A PS5 can be used to help cure cancer while you play Borderlands 3. The graphics that the next gen Xbox can produce are just as good as any dedicated arcade cabinet, and you can play it on a 75” flat screen from a reclining leather couch. A coin op arcade game will pale in comparison to both the personal and social utility of that. Anyone 25 and under won’t give a shit about an arcade. But that doesn’t mean that you can’t try.
You can build the next Spaceplex. It needs to be darkish. It needs to be a little mysterious. It needs to have a cross section of classic and modern games that are cool. Technically, it kind of already exists, just not here. But in the end, you have to know it will fail as a solo entity.

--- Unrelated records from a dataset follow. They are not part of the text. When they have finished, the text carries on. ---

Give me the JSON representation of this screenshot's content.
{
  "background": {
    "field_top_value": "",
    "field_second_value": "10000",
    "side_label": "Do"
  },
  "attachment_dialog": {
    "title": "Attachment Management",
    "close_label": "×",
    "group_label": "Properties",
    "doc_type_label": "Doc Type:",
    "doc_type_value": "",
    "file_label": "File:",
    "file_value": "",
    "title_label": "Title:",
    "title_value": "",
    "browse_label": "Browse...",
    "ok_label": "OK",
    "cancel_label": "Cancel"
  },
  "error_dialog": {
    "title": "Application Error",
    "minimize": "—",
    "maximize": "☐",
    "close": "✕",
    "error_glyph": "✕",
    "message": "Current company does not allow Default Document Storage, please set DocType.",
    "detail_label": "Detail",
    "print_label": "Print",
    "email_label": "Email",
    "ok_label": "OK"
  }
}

But maybe, there’s another way.
My idea? Combine the massive number of Long Island home arcade cabinet collectors with the great beer bars on Long Island. Especially now, as the COVID pandemic is taking those places away, but also to team up with the ones that will rise in their places. Creates a network of roving Spaceplexes. Spaceplexi? Make events in multiple localities so everyone can enjoy themselves no matter where they’re from. Support both hobbyists and local businesses!
Sure, there won’t be The Web, which would be a bummer until 9 people threw out their backs trying to relive their youth. Besides, today the web means something entirely different. And the days of 75 cent hot dogs are long gone, just like the days of 90 cent a gallon gas. And of course, that youthful optimism and hopefulness hopefully has already been replaced by a level of happiness and complacency in achievement. But the things that make life enjoyable- friends, fun, and the opportunity to both reminisce and make new memories- does that ever change?
Feel free to leave your memories of Spaceplex below. Or share your suggestions on how to bring it back to life. Or your favorite chicken recipe. It’s all good.